The Black Cat Tavern was a gay bar at 3909 W Sunset Boulevard in Los Angeles (which, according to my Google maps, is now a restaurant called Black Cat so that’s awesome). It had been around for about five minutes before it got raided by the LAPD. I mean, it was established in November of 1966 and on January 1 of 1967, a bunch of plain-clothes police officers entered the club. Not actually surprisingly, there were people in the bar celebrating the new year by kissing. I know, le gasp, right? The police responded by beating some of the partiers in the bar and arrested fourteen people for “public lewdness”. One of the bar’s patrons was repeatedly hit over the head with a pool cue — this was textbook police brutality.
And so there was a riot. Not like a Stonewall sized riot that lasted days and had hundreds and hundreds of rioters, but big enough that it spread into the bar across the street and the police beat up two of the bartenders there as well. The riot did dissipate, but instead of just going away, the LGBTQ+ community of Los Angeles came together and organized a protest. Saturday, February 11, 1967 they had simultaneous protests all across L.A. These protests, of course, were met with armed police but managed to stay peaceful. The demonstrations were organized by a group called PRIDE — Personal Rights In Defense and Education. After these events, PRIDE set up a newspaper called The Advocate — if that name sounds familiar, that’s because that’s the same The Advocate that’s still around publishing articles for the LGBTQ+ community today. This riot was also part of the inspiration for the founding of the Metropolitan Community Church, who have actually been a huge, influential part of our queer history since 1968.
(Adapted from this Facebook post.)
Pretty much everyone knows about Stonewall, but the LGBTQ+ community has been rioting since a lot longer than 1969. Let’s talk about the Cooper’s Do-nuts Riot.
Picture it: It’s the end of the 1950’s. It’s a simpler time — but things are changing. Despite that fact, minorities — especially LGBTQ+ people — are still cowering in fear from police and never fighting back.
And boy are they fearful in Los Angeles. William H. Parker became the chief of the LAPD in 1950, and decided to make stamping out sexual perversion his number one priority. Arrests for homosexuality increased by more than 85% in the following decade. Because the police tended to target transgender people — who often stood out more — most LA gay bars had tried to stop the police from raiding them by banning anyone who’s perceived gender wasn’t in line with the sex on their driver’s license. That’s right — gay bars with no drag queens! Boring.

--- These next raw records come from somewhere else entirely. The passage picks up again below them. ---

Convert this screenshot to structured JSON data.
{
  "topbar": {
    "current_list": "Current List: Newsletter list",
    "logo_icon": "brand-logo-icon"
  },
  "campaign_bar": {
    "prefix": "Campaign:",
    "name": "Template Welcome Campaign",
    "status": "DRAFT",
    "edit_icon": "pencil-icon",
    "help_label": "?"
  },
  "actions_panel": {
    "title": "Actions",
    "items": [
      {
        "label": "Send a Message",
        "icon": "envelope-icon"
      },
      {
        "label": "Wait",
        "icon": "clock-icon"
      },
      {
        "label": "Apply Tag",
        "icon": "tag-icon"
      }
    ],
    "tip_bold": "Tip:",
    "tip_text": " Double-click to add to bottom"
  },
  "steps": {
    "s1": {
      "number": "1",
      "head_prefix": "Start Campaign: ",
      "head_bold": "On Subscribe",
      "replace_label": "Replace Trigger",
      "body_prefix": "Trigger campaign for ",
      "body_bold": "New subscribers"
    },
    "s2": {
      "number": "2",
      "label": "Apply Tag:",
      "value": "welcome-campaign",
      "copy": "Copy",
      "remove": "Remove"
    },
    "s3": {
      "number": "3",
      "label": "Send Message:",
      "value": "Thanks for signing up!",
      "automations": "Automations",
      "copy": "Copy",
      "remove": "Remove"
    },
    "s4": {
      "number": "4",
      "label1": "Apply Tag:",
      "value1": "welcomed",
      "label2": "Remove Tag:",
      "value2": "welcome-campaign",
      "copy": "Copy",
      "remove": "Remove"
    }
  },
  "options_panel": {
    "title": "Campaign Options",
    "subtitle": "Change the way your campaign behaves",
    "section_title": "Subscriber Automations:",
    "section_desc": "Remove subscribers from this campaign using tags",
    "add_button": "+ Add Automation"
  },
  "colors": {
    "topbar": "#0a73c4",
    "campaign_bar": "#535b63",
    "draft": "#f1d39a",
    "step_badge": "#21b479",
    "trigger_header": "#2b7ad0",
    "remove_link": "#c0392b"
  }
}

Now, on Main Street there was a 24 hour donut shop called Cooper’s Do-nuts. (Yeah, they hyphenated the word “donut” and yeah, I’m annoyed about it. Even though I’m sure it’s grammatically correct.) I haven’t been able to find the exact address which is a total shame because I really want to know what’s there now. During the day, it was a popular hangout for cops — but when the sun went down, it became a hangout for people who had nowhere else to go at night: mainly transgender people and sex workers.
One night in May of 1959 a few cops came by — or possibly stayed late, I’m not really clear on that — and decided to check everyone’s IDs to make sure their perceived gender matched their legal gender. One man present was a young gay man named John Rechy who would later include this incident in his novel City of Night. The police arrested two gay male sex workers, two drag queens, and a “young man just cruising”. One of those five people objected to having all five of them shoved into the back of one police car — and that was the spark that set it off.
The other customers of the donut shop went out into the street — hurling anything they could get their hands on at the police. Coffee cups, napkins, paper plates, donuts — yeah, donuts can be a weapon if you’re queer — and just general trash. The police escaped and came back with reinforcements. They shut down Main Street, but the protesters didn’t care — by this point the crowd had grown; they were simultaneously rioting and dancing in the street. Though the police made a lot of arrests, the street was still shut down for the better part of the day until the crowd dispersed.
This was the first time the LGBTQ+ community in the United States rioted. As we all know, it wouldn’t be the last.
(*Heavily* adapted from this Facebook post.)